by Chelsea Resnick

The foyer, stacked in crisp color quadrants—a pair of yellow chairs, a cobalt handrail, and a bushel of too-green leaves whooshing from terra cotta—made Nate’s skin feel gray, not that of a tanned fourteen-year-old who enjoyed soccer and Ultimate Frisbee.

His mom had chosen his outfit: a starched button-down with blue necktie à la mode. Before, when the family was out to lunch, he’d held an onion ring to one eye and peered across the table at his older sister. “Hellooooo, I’m Mr. Peanut,” he’d said in his most aristocratic tone. Caitlyn had blinked, eyes fierce and dewy. “God! Could you stop being such a child for once, Nate?” To which he’d shrugged. Lowered the onion ring and dunked it in the barbeque sauce at his wrist. Their parents hadn’t appeared to notice a squabble.

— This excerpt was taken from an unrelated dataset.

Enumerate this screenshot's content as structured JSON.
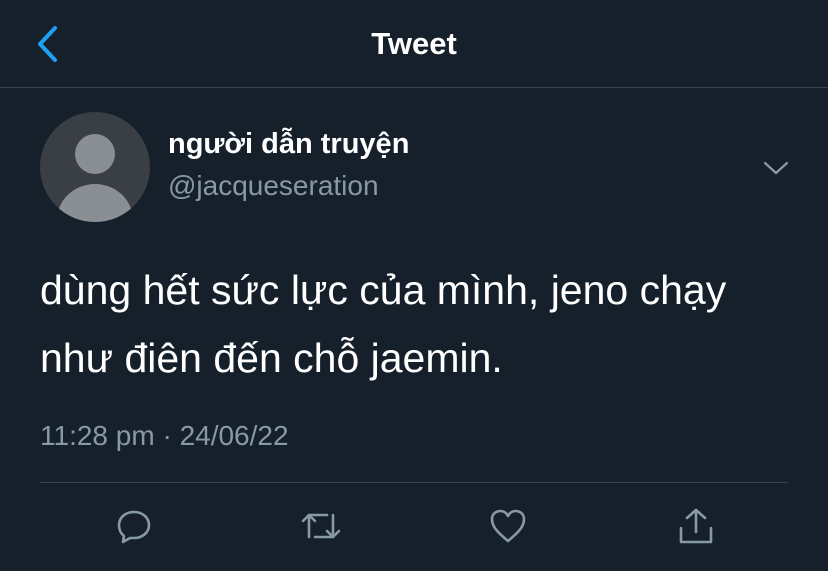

But now, as Grandmother’s foyer incased him garish blocks of color, Nate’s fists clenched. His mom ventured wordlessly into the kitchen to warm the old kettle for tea while Caitlyn and their dad tromped up the moaning staircase. In their wake, Nate heard birds pecking at a Styrofoam wreath on the door. The room’s sudden hush warbled beneath his skin.

“Do you even care that she’s dying?” Caitlyn had asked that morning.

Swallowing, he walked toward a vase of mums perched on a console. Maybe they needed fresh water? His fingers uncurled against a pale pink petal before lurching back. Because, of course, the flowers were silk. And always had been.


Deb said...

I think you did an excellent job of showing that although people experience and express grief in different ways, it doesn't mean they don't care. I really felt for the boy.

Chelsea Resnick said...

Thank you so much for your comment, Deb. I'm really grateful to hear that the protagonist's experience resonated with you.